In 2010, he had thoughts about going to the NBA by declaring himself for the draft, but he didn’t hire an agent and eventually decided to play a fourth season for Coach Seth Greenberg’s Hokies. He hoped to play in the NCAA Tournament finally, but there was no way. He had to settle for the NIT, but not before an amazing win over Duke, the number 1 team in the ranking at the time, with its roster full of future NBA players. That was Delaney’s fourth consecutive game without ever leaving the court. In his last college game, against Wichita State, he was capable to score 30 points in 43 minutes.
The NBA was his dream, so it is understandable that he was on cloud nine in the summer of 2016 he was informed of the Atlanta Hawks two-year proposal, after his great five years in Europe. “Realistically, I knew at the time of the draft that I had to prove it all again,” Delaney said. But with the Atlanta contract in his hands, he returned home to celebrate with friends and of course with the inseparable Vince. And his life took an unexpected turn.On the night of the celebrations, in Washington, on a highway some shots fired casually at the car rented for the evening hit his brother Vince, in five different points. Malcolm had to take him to the hospital after practicing a heart resuscitation, as they had taught him at school. At the hospital, they saved his life, but not the use of his legs. Since then Vince has been in a wheelchair and Malcolm has dedicated his career to him. “I went from the best day to the worst day of my life in 48 hours, but basketball helped me get through the moment,” Malcolm said. The first time Vince watched him play in the NBA, in Washington, he asked him for a personal gift before the game: a dunk. Not a simple thing to do for a point-man with a limited number of minutes available. Still, it happened. With nine minutes to play in the second quarter and Washington on offense, Delaney anticipated a pass from the low post to his man, on the perimeter. With perfect timing, he put his hand on the ball, deflected it, and immediately headed for the opposite side, in total solitude. He really dunked!

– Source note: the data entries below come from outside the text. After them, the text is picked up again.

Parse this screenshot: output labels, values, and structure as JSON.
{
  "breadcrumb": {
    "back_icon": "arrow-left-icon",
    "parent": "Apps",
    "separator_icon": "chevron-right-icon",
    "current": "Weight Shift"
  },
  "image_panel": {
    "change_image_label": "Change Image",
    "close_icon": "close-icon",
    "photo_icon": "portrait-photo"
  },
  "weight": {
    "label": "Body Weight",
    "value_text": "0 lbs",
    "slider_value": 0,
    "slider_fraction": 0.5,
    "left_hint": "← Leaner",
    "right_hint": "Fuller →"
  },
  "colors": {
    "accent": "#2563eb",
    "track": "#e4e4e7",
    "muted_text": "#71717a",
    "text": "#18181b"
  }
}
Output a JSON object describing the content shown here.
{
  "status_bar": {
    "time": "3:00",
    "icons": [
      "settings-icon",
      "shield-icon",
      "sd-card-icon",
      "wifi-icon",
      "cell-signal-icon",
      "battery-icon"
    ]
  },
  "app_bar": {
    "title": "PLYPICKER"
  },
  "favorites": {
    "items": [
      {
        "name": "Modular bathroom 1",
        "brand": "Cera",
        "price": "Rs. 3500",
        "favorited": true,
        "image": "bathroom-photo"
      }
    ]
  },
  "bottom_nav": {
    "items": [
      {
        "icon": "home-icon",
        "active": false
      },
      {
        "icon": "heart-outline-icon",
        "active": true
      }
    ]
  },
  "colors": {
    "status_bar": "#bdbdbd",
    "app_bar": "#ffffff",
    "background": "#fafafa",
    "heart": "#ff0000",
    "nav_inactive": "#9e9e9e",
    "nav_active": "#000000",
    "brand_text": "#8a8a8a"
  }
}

But most importantly, during his journey, Malcolm Delaney never forgot where he came from. In the Baltimore area where he grew up, children go to school with coats and hats because there is no heating. Delaney has donated thousands of winter clothes to help kids live the school activity as comfortably as possible, “because we expect them to learn on the desks, but you can’t do it in those conditions, if it’s too cold in the winter or maybe too hot in the summer, when there’s no air conditioning. At the beginning I helped without letting anybody know, I also organized a summer team of the AAU circuit, then they explained to me that by using my name it would have been easier to involve others. Aaron Maybin, a football player who grew up in the same area, also did it. Baltimore is a difficult place and kids need help.”